Murad II was the sixth sultan of the Ottoman Empire reigning from 1421 to 1444 and later from 1446 to 1451. He was born in Edirne and has achieved much during his life as the Ottoman Sultan. Murad successfully portrayed himself as a very simple soldier. He didn’t used to join in the royal excesses but as a noble sultan who wants to strengthen the Muslim power against non Muslims. Through this very moderate self presentation, he successfully attained the support of the Muslims not only with in the Ottoman territories but outside it as well for himself and for his extensive and expensive campaigns.
Murad was born on June 1404 to Sultan Mehmed I. The identity of his mother is complicated to recognized. According to some historians, Murad’s mother was a concubine and many historians wrote that his mother was Şehzade Hatun the daughter of Divitdar Ahmed Pasha. According to other historians Murad’s mother was Emine Hatun who was the daughter of Şaban Suli Bey, ruler of the Dulkadirids. His early childhood was spent in Amasya and in the year 1410, Murad came with his father to Edirne the capital of Ottoman empire. When his father ascended to the throne, Murad was appointed the governor of the Amasya Sanjak. Murad remained as the governor of Amasya until the death of Mehmed I in 1421. He was then formally recognized as the sultan of the Ottoman empure at the age of only sixteen years. He was then girded with the sabre of Osman in Bursa and the soldiers and officers of the empire willingly paid tribute to him as their sovereign and sultan.
The First Reign:

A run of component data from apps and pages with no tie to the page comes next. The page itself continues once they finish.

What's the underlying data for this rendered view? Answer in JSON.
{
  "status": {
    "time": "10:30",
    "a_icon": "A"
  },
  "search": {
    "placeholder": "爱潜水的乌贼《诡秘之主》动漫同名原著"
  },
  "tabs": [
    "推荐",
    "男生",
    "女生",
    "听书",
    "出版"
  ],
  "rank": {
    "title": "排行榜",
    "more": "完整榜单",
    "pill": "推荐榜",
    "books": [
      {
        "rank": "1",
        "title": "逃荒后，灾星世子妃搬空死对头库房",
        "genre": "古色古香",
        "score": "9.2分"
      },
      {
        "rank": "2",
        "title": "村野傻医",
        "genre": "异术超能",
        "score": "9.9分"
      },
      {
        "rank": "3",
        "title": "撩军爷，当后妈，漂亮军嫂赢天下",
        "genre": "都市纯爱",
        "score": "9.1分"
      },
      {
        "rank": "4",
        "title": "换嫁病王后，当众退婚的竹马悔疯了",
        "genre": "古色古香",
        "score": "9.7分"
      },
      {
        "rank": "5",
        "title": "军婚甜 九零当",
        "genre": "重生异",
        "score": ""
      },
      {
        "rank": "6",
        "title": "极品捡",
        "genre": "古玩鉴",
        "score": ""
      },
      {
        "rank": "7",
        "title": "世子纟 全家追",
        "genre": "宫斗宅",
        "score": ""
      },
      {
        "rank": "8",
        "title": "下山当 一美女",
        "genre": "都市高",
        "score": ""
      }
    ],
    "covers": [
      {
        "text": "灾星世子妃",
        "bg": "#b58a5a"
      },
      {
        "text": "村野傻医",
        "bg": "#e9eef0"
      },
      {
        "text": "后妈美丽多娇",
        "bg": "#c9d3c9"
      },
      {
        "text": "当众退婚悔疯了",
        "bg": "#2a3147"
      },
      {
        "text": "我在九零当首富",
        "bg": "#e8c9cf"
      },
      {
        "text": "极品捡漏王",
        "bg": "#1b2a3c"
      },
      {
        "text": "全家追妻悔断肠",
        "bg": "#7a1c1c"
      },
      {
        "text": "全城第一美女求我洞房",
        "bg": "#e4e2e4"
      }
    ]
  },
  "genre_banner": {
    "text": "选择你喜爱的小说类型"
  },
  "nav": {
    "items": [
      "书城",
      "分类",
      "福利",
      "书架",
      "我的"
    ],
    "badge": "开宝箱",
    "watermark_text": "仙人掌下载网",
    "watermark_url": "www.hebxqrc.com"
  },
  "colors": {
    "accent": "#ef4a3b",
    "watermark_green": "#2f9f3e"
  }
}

Murad’s reign was early on remained very disturbed by insurrection. The Byzantine’s Emperor Manuel II, left the Mustafa from confinement and later introduced Mustafa as the legitimate successor of the throne of Bayezid I. If successful he had to repay him for his liberation by giving up a large number of important cities to the Byzantine empire. Many Turkish soldiers joined him and he defeated and killed the experienced general Beyazid Pasha sent by Murad to fight him. Mustafa defeated the Murad’s army in the battle and declared himself as the Sultan of Adrianople. Mustafa than crossed the Dardanelles and entered to Asia with a large number of troops but Murad not only out manoeuvered Mustafa but his forces passed over in large numbers to Murad. Mustafa than took hostage in the city of
Gallipoli, but the sultan besieged him there and given him the death penalty by the sultan. Murad later formed a new army called Azap in the year 1421 and went through the Byzantine Empire and sieged the Constantinople. Byzantines in reply having understanding with some independent Anatolian states and send them the Sultan’s brother Küçük Mustafa to rebel against the sultan. On this Murad had to abandon the siege of Constantinople to deal with his rebellious brother. He then caught him and executed him and the Anatolian states which had been constantly plotting against him were annexed and therefore became part of the Ottoman empire. Later Murad II started war against the Karamanid Emirate, Venice, Serbia and Hungary and defeated Karamanid Emirate and Venice in 1428 and 1432 respectively. In 1430s Murad captured vast territories in the Balkans and become successful in annexing Serbia in 1439. In the year 1441 the Holy Roman Empire and Poland joined the Serbian Hungarian coalition but few years later Murad won the Battle of Varna in 1444 against John Hunyadi.
The Second Reign:
In the year 1444 Murad II left his throne and hand it over to his son Mehmed II, but a Janissary revolt in the Empire forced him to return. He then continued his victories as was the case during the ist reign In 1448 he defeated the Christian coalition in the Second Battle of Kosovo. After securing the Balkans, He turned east to defeat Timur ‘s son, Shah Rokh. He further pushed his troops and defeated few but during the winter of 1450-51, he become ill and later died in Edirne. He was succeeded by his son Mehmed II and remained sultan for 30 years.
After his ascession to the throne, he sought to regain the Ottoman territories that were lost during the previous rules and had regained their autonomy following his grandfather Bayezid defeat in the Battle of Ankara in the year 1402 by Timur. In order to gain fame and international support for his victories, he modeled himself after the legendary Ghazi kings of old. After his accession he enhanced the translating and compiling activities where old Persian, Arab, and Anatolian epics were translated into Turkish. He also had this privilege of consolidating the Ottoman’s rule with in the Balkans. He went to seige Constantinople but couldn’t continued it as this grand Victory wasn’t written to his name. But he was a warrior and a good disciplined person and an intelligent ruler who continued with his imperial aporoach and consolidated the Ottomans during his rule.